Taylor had another strong game, even if the score didn't reflect it. The skill talent circumstances were tilted against his favor, and he still drove the team down the field for drives of 57, 21, and 57 yards, which is pretty solid. (Per Football Outsiders, the best offense in the league averaged 39.38 yards gained per drive last year, and the Bills averaged 45 with Taylor in the game.) Let's debunk some myths about Taylor, shall we?
- He is not a run-first quarterback. As you can see in the above plays, Taylor is perfectly comfortable standing in the pocket and throwing the ball around the field. He's not a Pat White or Tim Tebow that need to be contained in a special personnel package. He has pocket-passing ability.
- Taylor is not injury-prone, no more than Cassel or Manuel are. He's hit by plenty of defenders and jumps right back into the fray, even after being tackled on a run. You don't need to look at him and wonder how you might have to replace him any more than you'd have to wonder that for Russell Wilson or Colin Kaepernick.
- Taylor is not an scattergun, 50-percent completion rate passer. While he's not going to fire lasers like the elites, Taylor is capable of putting the ball into tight windows, and most of the time his passes are going where his receivers need them. It's a massive improvement from what we've seen under center for Buffalo recently.

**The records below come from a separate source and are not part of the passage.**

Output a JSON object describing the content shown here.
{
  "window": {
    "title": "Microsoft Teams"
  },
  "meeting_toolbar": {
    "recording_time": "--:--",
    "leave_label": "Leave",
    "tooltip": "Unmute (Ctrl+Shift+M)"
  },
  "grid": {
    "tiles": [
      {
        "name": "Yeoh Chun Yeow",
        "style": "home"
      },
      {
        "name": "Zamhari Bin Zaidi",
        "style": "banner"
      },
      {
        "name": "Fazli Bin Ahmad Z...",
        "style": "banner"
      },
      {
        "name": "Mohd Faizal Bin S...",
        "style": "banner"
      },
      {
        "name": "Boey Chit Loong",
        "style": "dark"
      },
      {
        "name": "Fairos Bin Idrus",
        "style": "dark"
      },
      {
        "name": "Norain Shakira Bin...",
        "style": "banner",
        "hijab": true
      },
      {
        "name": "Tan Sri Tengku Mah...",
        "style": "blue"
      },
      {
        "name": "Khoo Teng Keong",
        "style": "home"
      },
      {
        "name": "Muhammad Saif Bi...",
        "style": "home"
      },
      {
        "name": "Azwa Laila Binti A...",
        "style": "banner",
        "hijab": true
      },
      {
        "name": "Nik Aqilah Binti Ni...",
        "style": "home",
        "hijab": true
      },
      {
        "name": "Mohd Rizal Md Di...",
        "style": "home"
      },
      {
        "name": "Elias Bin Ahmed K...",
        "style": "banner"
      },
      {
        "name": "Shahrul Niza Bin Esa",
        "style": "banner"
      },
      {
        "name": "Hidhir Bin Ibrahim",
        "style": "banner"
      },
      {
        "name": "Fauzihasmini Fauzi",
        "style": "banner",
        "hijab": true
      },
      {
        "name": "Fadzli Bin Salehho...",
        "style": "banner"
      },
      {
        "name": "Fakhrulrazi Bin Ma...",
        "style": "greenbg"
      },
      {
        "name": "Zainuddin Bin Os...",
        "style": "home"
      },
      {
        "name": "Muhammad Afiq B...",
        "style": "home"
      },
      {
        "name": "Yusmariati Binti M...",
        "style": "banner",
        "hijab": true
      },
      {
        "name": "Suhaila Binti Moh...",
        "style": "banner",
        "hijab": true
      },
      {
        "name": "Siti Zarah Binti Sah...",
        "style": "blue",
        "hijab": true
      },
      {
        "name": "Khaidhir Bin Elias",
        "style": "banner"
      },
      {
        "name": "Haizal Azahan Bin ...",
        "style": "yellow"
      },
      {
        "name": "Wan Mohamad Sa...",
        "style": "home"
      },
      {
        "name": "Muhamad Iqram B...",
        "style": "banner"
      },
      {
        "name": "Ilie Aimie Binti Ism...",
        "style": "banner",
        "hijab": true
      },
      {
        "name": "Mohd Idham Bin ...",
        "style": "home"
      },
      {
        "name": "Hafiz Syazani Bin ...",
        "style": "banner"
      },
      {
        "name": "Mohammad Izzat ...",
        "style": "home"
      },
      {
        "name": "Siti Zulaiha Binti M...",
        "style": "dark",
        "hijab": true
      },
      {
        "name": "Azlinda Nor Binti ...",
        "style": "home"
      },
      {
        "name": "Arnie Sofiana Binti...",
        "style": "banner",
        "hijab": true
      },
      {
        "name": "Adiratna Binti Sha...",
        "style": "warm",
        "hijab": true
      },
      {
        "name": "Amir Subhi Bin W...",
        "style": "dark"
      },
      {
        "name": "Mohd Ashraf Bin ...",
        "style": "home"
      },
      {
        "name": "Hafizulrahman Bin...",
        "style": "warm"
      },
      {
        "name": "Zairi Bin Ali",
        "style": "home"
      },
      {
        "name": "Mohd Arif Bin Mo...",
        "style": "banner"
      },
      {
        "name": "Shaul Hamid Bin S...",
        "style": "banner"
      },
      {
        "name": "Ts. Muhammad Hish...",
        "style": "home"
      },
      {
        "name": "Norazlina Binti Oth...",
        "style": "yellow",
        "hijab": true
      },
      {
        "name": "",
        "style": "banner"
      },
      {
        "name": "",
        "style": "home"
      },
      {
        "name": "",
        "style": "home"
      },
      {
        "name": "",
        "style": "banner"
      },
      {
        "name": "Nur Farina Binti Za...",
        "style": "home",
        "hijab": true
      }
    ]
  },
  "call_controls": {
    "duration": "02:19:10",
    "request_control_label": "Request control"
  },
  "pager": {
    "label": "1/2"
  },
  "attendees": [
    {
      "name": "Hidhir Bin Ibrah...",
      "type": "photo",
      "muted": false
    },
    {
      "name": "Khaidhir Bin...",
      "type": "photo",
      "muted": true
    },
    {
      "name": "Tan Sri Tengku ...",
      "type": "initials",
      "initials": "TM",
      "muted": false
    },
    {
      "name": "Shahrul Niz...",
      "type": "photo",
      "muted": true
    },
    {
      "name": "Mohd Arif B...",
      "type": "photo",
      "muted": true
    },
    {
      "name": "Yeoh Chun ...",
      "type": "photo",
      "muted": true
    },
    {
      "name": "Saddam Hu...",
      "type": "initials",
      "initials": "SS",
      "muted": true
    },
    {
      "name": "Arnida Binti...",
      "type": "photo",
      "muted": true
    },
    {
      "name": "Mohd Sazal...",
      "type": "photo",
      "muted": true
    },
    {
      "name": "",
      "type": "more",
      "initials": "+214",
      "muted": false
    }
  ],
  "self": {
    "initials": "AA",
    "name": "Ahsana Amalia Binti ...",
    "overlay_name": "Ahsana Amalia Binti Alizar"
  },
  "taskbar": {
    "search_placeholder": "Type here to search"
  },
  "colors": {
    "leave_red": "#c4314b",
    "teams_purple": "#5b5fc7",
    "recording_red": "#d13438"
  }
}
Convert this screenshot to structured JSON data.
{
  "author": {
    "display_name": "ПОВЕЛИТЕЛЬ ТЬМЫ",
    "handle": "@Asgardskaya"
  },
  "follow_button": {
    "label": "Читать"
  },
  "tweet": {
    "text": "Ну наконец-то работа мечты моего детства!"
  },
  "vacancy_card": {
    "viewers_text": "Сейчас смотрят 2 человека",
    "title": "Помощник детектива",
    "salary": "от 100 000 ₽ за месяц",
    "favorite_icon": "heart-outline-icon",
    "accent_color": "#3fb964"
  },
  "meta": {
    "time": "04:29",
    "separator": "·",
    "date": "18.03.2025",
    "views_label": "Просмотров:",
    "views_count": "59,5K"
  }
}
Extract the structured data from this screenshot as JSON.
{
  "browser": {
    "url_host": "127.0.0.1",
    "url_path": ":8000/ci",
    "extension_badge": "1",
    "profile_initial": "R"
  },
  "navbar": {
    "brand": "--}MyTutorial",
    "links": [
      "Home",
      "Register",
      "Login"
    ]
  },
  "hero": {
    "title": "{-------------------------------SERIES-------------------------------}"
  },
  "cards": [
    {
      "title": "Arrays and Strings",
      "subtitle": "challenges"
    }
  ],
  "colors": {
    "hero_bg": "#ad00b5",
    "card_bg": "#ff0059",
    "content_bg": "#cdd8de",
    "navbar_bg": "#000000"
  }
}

If you're wondering if Taylor can be the answer at quarterback for the Bills, my opinion is a resounding yes. He plays with maturity in his game, he throws a great pass, and he adds a new dimension of running and pocket presence to Buffalo's offense. Playing with Buffalo's makeshift offensive line and a talented group of receivers, Taylor should be more than capable of putting enough points on the board to drive Buffalo into the playoffs this year.